- [WHAT NEEDS TO BE DONE] All of the data goes into your copy exactly as written. Images do not.
⁂
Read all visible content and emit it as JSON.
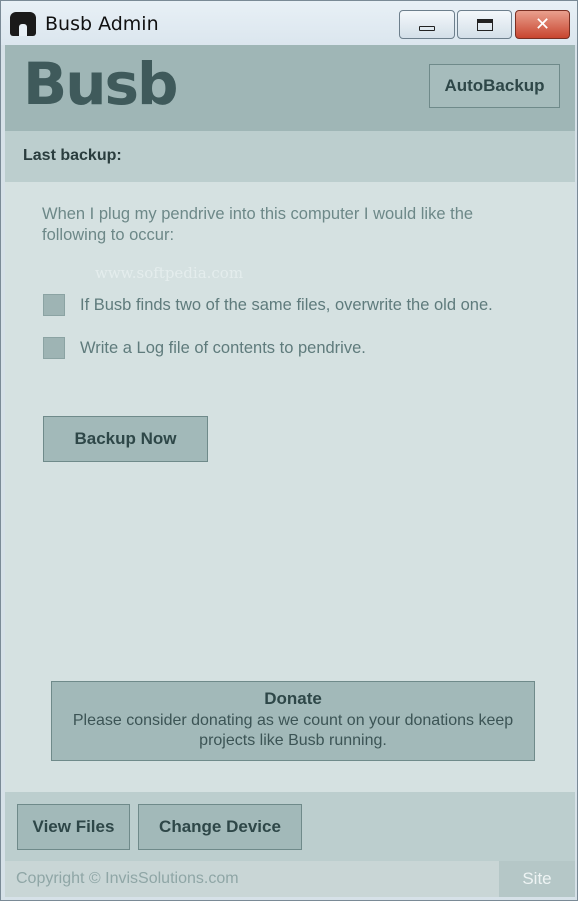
{
  "window": {
    "title": "Busb Admin",
    "controls": {
      "minimize": "minimize",
      "maximize": "maximize",
      "close": "✕"
    }
  },
  "header": {
    "logo": "Busb",
    "autobackup_label": "AutoBackup"
  },
  "status": {
    "last_backup_label": "Last backup:"
  },
  "main": {
    "intro": "When I plug my pendrive into this computer I would like the following to occur:",
    "watermark": "www.softpedia.com",
    "options": [
      {
        "label": "If Busb finds two of the same files, overwrite the old one.",
        "checked": false
      },
      {
        "label": "Write a Log file of contents to pendrive.",
        "checked": false
      }
    ],
    "backup_now_label": "Backup Now",
    "donate": {
      "title": "Donate",
      "body": "Please consider donating as we count on your donations keep projects like Busb running."
    }
  },
  "bottom": {
    "view_files_label": "View Files",
    "change_device_label": "Change Device"
  },
  "footer": {
    "copyright": "Copyright © InvisSolutions.com",
    "site_label": "Site"
  },
  "colors": {
    "header_bg": "#9fb6b6",
    "main_bg": "#d5e1e1",
    "button_bg": "#a2b9b9",
    "logo": "#3f5a5b"
  }
}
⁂
- [EXERCISE ANSWER]
Read all visible content and emit it as JSON.
{
  "window": {
    "title": "Busb Admin",
    "controls": {
      "minimize": "minimize",
      "maximize": "maximize",
      "close": "✕"
    }
  },
  "header": {
    "logo": "Busb",
    "autobackup_label": "AutoBackup"
  },
  "status": {
    "last_backup_label": "Last backup:"
  },
  "main": {
    "intro": "When I plug my pendrive into this computer I would like the following to occur:",
    "watermark": "www.softpedia.com",
    "options": [
      {
        "label": "If Busb finds two of the same files, overwrite the old one.",
        "checked": false
      },
      {
        "label": "Write a Log file of contents to pendrive.",
        "checked": false
      }
    ],
    "backup_now_label": "Backup Now",
    "donate": {
      "title": "Donate",
      "body": "Please consider donating as we count on your donations keep projects like Busb running."
    }
  },
  "bottom": {
    "view_files_label": "View Files",
    "change_device_label": "Change Device"
  },
  "footer": {
    "copyright": "Copyright © InvisSolutions.com",
    "site_label": "Site"
  },
  "colors": {
    "header_bg": "#9fb6b6",
    "main_bg": "#d5e1e1",
    "button_bg": "#a2b9b9",
    "logo": "#3f5a5b"
  }
}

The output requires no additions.